EXERCISE MATERIAL:
++++
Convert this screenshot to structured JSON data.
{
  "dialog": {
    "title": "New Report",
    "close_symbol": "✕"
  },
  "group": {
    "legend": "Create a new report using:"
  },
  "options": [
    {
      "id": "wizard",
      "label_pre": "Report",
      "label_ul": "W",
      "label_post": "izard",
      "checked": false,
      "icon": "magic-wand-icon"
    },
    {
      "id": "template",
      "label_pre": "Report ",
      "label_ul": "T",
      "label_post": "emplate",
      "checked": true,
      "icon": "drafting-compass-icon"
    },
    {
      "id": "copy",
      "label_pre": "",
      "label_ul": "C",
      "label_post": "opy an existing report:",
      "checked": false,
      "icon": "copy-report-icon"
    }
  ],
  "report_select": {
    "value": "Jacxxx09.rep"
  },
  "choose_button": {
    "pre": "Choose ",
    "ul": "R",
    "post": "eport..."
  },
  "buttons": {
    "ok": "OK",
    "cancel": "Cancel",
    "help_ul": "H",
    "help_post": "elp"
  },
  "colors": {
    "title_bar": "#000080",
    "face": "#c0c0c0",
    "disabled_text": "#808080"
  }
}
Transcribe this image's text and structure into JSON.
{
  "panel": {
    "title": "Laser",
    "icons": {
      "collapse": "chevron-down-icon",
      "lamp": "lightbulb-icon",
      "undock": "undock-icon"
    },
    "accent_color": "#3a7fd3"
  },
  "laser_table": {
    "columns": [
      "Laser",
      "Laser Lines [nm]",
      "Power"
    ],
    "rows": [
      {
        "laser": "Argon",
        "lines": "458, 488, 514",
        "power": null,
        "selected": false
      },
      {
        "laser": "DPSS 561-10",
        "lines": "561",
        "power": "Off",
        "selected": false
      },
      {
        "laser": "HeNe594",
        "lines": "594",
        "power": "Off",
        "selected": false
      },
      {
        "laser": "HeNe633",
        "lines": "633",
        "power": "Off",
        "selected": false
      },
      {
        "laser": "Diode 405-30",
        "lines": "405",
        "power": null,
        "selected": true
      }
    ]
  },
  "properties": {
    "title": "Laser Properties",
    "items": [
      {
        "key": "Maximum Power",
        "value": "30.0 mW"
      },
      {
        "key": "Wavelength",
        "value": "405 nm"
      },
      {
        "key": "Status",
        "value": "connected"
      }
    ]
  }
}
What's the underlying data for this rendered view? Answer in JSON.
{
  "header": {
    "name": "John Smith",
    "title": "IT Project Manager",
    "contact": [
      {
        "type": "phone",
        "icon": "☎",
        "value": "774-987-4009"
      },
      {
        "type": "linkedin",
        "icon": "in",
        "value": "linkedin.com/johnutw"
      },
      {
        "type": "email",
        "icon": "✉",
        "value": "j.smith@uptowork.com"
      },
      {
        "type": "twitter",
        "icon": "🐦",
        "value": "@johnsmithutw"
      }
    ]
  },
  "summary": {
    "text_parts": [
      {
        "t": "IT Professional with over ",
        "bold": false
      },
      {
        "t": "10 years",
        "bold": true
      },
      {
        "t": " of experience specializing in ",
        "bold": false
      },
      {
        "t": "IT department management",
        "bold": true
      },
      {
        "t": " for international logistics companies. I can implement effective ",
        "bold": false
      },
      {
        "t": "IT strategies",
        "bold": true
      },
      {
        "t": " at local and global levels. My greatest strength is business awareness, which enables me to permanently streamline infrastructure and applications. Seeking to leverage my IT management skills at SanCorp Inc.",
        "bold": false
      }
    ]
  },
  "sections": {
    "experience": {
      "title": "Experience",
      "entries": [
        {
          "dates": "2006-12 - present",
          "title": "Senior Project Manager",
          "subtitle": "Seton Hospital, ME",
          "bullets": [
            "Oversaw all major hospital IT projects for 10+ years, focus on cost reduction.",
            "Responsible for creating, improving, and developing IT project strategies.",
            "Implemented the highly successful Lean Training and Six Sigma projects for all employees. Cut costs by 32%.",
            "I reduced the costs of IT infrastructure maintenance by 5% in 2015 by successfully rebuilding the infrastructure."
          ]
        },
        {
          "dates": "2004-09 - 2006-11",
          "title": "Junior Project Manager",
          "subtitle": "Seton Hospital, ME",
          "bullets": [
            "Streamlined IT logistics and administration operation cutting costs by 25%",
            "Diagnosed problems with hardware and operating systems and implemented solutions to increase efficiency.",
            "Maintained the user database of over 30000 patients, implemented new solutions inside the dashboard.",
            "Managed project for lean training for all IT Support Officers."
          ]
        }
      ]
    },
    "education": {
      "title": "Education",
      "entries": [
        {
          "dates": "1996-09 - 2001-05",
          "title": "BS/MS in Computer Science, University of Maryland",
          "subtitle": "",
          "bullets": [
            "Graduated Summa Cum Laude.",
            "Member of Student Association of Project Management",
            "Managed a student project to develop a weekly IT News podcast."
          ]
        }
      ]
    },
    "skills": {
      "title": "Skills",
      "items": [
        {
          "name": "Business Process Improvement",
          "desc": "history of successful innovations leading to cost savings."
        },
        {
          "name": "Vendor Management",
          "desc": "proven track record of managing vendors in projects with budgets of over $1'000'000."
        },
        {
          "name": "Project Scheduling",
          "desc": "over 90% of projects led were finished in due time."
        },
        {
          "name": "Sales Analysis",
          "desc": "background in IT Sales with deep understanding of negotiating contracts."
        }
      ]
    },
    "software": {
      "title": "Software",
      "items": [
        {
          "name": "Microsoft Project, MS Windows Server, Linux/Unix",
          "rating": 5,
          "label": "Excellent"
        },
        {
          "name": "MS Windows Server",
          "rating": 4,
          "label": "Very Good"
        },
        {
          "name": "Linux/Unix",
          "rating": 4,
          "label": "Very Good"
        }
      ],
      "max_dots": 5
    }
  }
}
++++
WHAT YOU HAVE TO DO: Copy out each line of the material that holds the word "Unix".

TASK SOLUTION:
          "name": "Microsoft Project, MS Windows Server, Linux/Unix",
          "name": "Linux/Unix",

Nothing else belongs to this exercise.